<<<<

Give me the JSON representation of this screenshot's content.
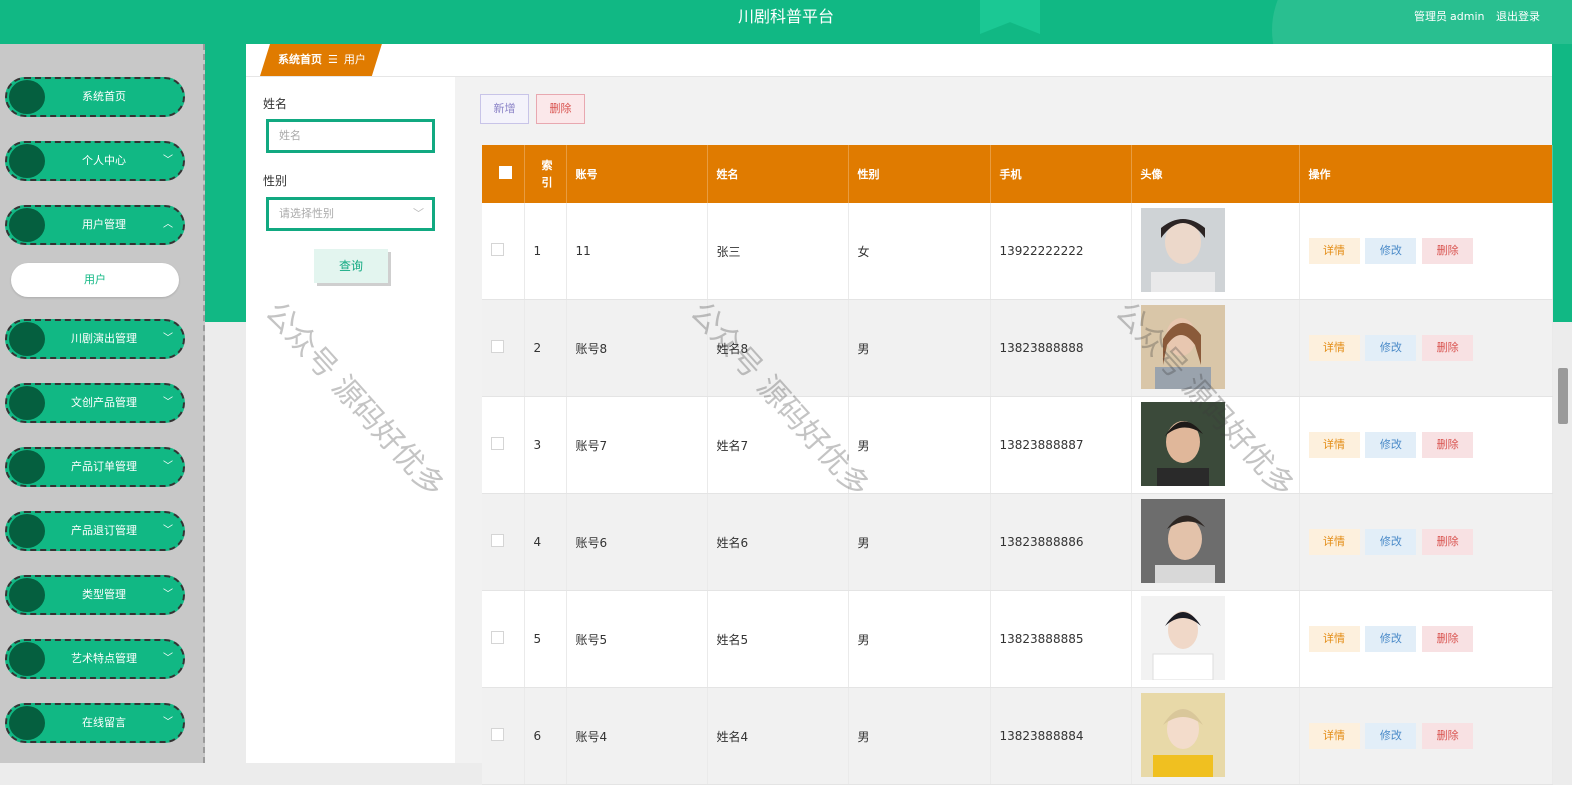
{
  "header": {
    "title": "川剧科普平台",
    "role": "管理员",
    "username": "admin",
    "logout": "退出登录"
  },
  "sidebar": {
    "items": [
      {
        "label": "系统首页",
        "chevron": ""
      },
      {
        "label": "个人中心",
        "chevron": "﹀"
      },
      {
        "label": "用户管理",
        "chevron": "︿"
      },
      {
        "label": "川剧演出管理",
        "chevron": "﹀"
      },
      {
        "label": "文创产品管理",
        "chevron": "﹀"
      },
      {
        "label": "产品订单管理",
        "chevron": "﹀"
      },
      {
        "label": "产品退订管理",
        "chevron": "﹀"
      },
      {
        "label": "类型管理",
        "chevron": "﹀"
      },
      {
        "label": "艺术特点管理",
        "chevron": "﹀"
      },
      {
        "label": "在线留言",
        "chevron": "﹀"
      }
    ],
    "sub_item": "用户"
  },
  "breadcrumb": {
    "home": "系统首页",
    "separator": "☰",
    "current": "用户"
  },
  "search": {
    "name_label": "姓名",
    "name_placeholder": "姓名",
    "gender_label": "性别",
    "gender_placeholder": "请选择性别",
    "query_button": "查询"
  },
  "toolbar": {
    "add": "新增",
    "delete": "删除"
  },
  "table": {
    "headers": [
      "",
      "索引",
      "账号",
      "姓名",
      "性别",
      "手机",
      "头像",
      "操作"
    ],
    "rows": [
      {
        "index": "1",
        "account": "11",
        "name": "张三",
        "gender": "女",
        "phone": "13922222222"
      },
      {
        "index": "2",
        "account": "账号8",
        "name": "姓名8",
        "gender": "男",
        "phone": "13823888888"
      },
      {
        "index": "3",
        "account": "账号7",
        "name": "姓名7",
        "gender": "男",
        "phone": "13823888887"
      },
      {
        "index": "4",
        "account": "账号6",
        "name": "姓名6",
        "gender": "男",
        "phone": "13823888886"
      },
      {
        "index": "5",
        "account": "账号5",
        "name": "姓名5",
        "gender": "男",
        "phone": "13823888885"
      },
      {
        "index": "6",
        "account": "账号4",
        "name": "姓名4",
        "gender": "男",
        "phone": "13823888884"
      }
    ],
    "actions": {
      "detail": "详情",
      "edit": "修改",
      "delete": "删除"
    }
  },
  "watermark": "公众号 源码好优多",
  "colors": {
    "primary": "#11b884",
    "table_header": "#e07b00",
    "sidebar_bg": "#c8c8c8"
  }
}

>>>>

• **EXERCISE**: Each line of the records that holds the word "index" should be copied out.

• **RESULT OF THE EXERCISE**:
        "index": "1",
        "index": "2",
        "index": "3",
        "index": "4",
        "index": "5",
        "index": "6",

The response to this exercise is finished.